Via

Julian Zimmert, Yevgeny Seldin

We propose a new algorithm for adversarial multi-armed bandits with unrestricted delays. The algorithm is based on a novel hybrid regularizer applied in the Follow the Regularized Leader (FTRL) framework. It achieves $\mathcal{O}(\sqrt{kn}+\sqrt{D\log(k)})$ regret guarantee, where $k$ is the number of arms, $n$ is the number of rounds, and $D$ is the total delay. The result matches the lower bound within constants and requires no prior knowledge of $n$ or $D$. Additionally, we propose a refined tuning of the algorithm, which achieves $\mathcal{O}(\sqrt{kn}+\min_{S}|S|+\sqrt{D_{\bar S}\log(k)})$ regret guarantee, where $S$ is a set of rounds excluded from delay counting, $\bar S = [n]\setminus S$ are the counted rounds, and $D_{\bar S}$ is the total delay in the counted rounds. If the delays are highly unbalanced, the latter regret guarantee can be significantly tighter than the former. The result requires no advance knowledge of the delays and resolves an open problem of Thune et al. (2019). The new FTRL algorithm and its refined tuning are anytime and require no doubling, which resolves another open problem of Thune et al. (2019).

Via

Tobias Sommer Thune, Nicolò Cesa-Bianchi, Yevgeny Seldin

We investigate multiarmed bandits with delayed feedback, where the delays need neither be identical nor bounded.
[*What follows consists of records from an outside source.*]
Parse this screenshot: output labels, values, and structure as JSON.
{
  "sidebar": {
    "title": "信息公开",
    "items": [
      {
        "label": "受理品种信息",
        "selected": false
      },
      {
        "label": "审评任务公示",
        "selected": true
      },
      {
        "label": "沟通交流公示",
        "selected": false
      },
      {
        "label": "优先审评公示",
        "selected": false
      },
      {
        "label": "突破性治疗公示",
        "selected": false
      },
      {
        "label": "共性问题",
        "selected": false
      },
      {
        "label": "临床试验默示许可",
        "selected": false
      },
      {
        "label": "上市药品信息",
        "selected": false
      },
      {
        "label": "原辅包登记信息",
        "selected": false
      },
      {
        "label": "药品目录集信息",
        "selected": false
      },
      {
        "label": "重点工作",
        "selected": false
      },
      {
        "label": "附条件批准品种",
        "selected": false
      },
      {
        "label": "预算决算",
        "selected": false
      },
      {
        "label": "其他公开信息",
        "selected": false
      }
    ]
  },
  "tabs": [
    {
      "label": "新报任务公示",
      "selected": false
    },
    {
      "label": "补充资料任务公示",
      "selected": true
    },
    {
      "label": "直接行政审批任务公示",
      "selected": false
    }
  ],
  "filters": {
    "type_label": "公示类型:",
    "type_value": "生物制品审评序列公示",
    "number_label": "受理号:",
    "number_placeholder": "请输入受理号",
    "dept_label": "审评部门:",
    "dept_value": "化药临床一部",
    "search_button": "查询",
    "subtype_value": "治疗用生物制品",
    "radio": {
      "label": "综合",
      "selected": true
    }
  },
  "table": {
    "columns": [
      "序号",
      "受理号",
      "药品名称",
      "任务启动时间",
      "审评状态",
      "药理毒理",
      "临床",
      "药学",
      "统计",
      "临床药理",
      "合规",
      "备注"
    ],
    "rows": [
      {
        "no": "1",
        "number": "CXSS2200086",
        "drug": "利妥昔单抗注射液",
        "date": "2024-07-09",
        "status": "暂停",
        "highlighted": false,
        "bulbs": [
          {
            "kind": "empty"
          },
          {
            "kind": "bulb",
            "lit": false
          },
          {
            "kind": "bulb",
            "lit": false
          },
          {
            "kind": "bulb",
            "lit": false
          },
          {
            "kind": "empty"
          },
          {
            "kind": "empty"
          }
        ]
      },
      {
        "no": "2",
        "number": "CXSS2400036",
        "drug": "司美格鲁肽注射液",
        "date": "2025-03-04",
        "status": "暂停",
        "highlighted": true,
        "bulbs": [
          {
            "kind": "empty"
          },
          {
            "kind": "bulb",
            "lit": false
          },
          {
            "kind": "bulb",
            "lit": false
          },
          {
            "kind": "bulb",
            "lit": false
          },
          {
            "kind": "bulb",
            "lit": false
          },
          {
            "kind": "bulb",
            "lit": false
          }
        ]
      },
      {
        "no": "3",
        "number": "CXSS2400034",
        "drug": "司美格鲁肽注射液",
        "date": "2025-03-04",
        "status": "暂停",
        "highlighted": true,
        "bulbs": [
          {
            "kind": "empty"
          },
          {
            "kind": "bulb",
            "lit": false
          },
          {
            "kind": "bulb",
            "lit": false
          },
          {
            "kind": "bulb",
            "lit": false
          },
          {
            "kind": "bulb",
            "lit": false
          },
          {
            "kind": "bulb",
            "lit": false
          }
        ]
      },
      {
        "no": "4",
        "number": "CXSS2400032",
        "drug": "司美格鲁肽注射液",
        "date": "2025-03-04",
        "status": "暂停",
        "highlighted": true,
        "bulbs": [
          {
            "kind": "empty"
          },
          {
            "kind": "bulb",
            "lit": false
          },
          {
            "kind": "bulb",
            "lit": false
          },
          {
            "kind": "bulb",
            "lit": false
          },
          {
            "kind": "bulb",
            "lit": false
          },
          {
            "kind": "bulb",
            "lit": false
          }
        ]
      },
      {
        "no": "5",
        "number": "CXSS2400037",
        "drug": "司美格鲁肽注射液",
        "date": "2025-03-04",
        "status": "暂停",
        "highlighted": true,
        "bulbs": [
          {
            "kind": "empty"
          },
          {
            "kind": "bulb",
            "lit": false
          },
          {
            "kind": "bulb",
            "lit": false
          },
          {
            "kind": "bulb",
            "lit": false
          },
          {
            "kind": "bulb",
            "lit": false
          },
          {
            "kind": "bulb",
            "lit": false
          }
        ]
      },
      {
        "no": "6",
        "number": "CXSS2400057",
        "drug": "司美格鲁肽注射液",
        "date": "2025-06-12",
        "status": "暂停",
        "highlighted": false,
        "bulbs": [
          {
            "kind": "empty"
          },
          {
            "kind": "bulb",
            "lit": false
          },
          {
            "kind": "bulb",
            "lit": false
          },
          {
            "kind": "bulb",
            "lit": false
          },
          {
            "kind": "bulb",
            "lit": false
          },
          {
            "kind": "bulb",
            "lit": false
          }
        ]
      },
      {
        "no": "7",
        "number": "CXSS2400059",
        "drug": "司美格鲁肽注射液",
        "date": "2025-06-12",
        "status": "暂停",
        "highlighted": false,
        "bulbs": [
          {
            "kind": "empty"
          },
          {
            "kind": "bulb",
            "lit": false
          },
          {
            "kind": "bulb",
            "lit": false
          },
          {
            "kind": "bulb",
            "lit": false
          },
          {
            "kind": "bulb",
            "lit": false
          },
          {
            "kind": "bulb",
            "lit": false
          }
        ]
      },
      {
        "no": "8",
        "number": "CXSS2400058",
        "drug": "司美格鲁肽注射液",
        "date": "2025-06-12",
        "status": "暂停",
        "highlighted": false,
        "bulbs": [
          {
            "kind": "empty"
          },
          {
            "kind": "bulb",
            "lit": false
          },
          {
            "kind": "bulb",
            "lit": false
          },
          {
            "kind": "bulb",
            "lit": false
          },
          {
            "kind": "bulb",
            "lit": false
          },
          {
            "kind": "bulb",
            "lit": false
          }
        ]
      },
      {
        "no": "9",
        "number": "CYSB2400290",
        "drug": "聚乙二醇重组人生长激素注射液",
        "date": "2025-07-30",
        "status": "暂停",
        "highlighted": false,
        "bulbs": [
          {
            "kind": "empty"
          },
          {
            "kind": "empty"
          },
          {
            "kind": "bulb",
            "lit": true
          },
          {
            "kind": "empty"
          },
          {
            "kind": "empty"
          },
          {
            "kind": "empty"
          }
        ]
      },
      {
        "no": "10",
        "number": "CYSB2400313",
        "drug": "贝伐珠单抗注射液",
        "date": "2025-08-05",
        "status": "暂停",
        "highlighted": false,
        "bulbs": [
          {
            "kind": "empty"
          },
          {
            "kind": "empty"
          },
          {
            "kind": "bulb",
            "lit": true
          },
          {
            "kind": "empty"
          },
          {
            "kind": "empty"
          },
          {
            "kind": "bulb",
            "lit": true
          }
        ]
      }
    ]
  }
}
We first prove that the "delayed" Exp3 achieves the $O(\sqrt{(KT + D)\ln K})$ regret bound conjectured by Cesa-Bianchi et al. [2016], in the case of variable, but bounded delays. Here, $K$ is the number of actions and $D$ is the total delay over $T$ rounds. We then introduce a new algorithm that lifts the requirement of bounded delays by using a wrapper that skips rounds with excessively large delays. The new algorithm maintains the same regret bound, but similar to its predecessor requires prior knowledge of $D$ and $T$. For this algorithm we then construct a novel doubling scheme that forgoes this requirement under the assumption that the delays are available at action time (rather than at loss observation time). This assumption is satisfied in a broad range of applications, including interaction with servers and service providers. The resulting oracle regret bound is of order $\min_{\beta} (|S_\beta|+\beta \ln K + (KT + D_\beta)/\beta)$, where $|S_\beta|$ is the number of observations with delay exceeding $\beta$, and $D_\beta$ is the total delay of observations with delay below $\beta$. The bound relaxes to $O(\sqrt{(KT + D)\ln K})$, but we also provide examples where $D_\beta \ll D$ and the oracle bound has a polynomially better dependence on the problem parameters.

Via